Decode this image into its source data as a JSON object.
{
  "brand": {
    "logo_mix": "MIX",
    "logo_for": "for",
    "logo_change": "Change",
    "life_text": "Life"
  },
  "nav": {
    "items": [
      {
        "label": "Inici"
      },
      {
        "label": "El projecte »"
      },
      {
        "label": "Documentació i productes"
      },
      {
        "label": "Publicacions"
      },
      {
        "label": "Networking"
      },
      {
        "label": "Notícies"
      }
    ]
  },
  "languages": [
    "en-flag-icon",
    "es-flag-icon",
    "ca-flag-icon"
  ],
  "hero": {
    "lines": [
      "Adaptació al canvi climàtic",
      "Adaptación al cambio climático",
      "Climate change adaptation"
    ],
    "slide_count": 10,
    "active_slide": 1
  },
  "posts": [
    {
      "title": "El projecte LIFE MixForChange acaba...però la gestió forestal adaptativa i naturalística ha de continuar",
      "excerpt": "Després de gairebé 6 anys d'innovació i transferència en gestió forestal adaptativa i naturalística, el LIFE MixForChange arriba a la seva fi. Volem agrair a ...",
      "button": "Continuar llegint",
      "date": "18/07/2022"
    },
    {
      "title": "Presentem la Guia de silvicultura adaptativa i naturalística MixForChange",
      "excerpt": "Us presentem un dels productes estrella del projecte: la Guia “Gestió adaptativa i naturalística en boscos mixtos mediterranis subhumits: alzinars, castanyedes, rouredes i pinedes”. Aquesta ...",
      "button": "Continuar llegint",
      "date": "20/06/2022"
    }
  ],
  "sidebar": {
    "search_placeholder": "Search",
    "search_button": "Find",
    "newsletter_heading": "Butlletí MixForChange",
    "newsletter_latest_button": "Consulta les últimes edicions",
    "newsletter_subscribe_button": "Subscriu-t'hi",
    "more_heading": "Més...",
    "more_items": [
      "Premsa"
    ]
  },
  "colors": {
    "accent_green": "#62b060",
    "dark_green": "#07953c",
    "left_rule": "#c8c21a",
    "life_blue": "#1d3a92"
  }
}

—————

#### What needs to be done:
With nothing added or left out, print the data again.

#### Solution:
Decode this image into its source data as a JSON object.
{
  "brand": {
    "logo_mix": "MIX",
    "logo_for": "for",
    "logo_change": "Change",
    "life_text": "Life"
  },
  "nav": {
    "items": [
      {
        "label": "Inici"
      },
      {
        "label": "El projecte »"
      },
      {
        "label": "Documentació i productes"
      },
      {
        "label": "Publicacions"
      },
      {
        "label": "Networking"
      },
      {
        "label": "Notícies"
      }
    ]
  },
  "languages": [
    "en-flag-icon",
    "es-flag-icon",
    "ca-flag-icon"
  ],
  "hero": {
    "lines": [
      "Adaptació al canvi climàtic",
      "Adaptación al cambio climático",
      "Climate change adaptation"
    ],
    "slide_count": 10,
    "active_slide": 1
  },
  "posts": [
    {
      "title": "El projecte LIFE MixForChange acaba...però la gestió forestal adaptativa i naturalística ha de continuar",
      "excerpt": "Després de gairebé 6 anys d'innovació i transferència en gestió forestal adaptativa i naturalística, el LIFE MixForChange arriba a la seva fi. Volem agrair a ...",
      "button": "Continuar llegint",
      "date": "18/07/2022"
    },
    {
      "title": "Presentem la Guia de silvicultura adaptativa i naturalística MixForChange",
      "excerpt": "Us presentem un dels productes estrella del projecte: la Guia “Gestió adaptativa i naturalística en boscos mixtos mediterranis subhumits: alzinars, castanyedes, rouredes i pinedes”. Aquesta ...",
      "button": "Continuar llegint",
      "date": "20/06/2022"
    }
  ],
  "sidebar": {
    "search_placeholder": "Search",
    "search_button": "Find",
    "newsletter_heading": "Butlletí MixForChange",
    "newsletter_latest_button": "Consulta les últimes edicions",
    "newsletter_subscribe_button": "Subscriu-t'hi",
    "more_heading": "Més...",
    "more_items": [
      "Premsa"
    ]
  },
  "colors": {
    "accent_green": "#62b060",
    "dark_green": "#07953c",
    "left_rule": "#c8c21a",
    "life_blue": "#1d3a92"
  }
}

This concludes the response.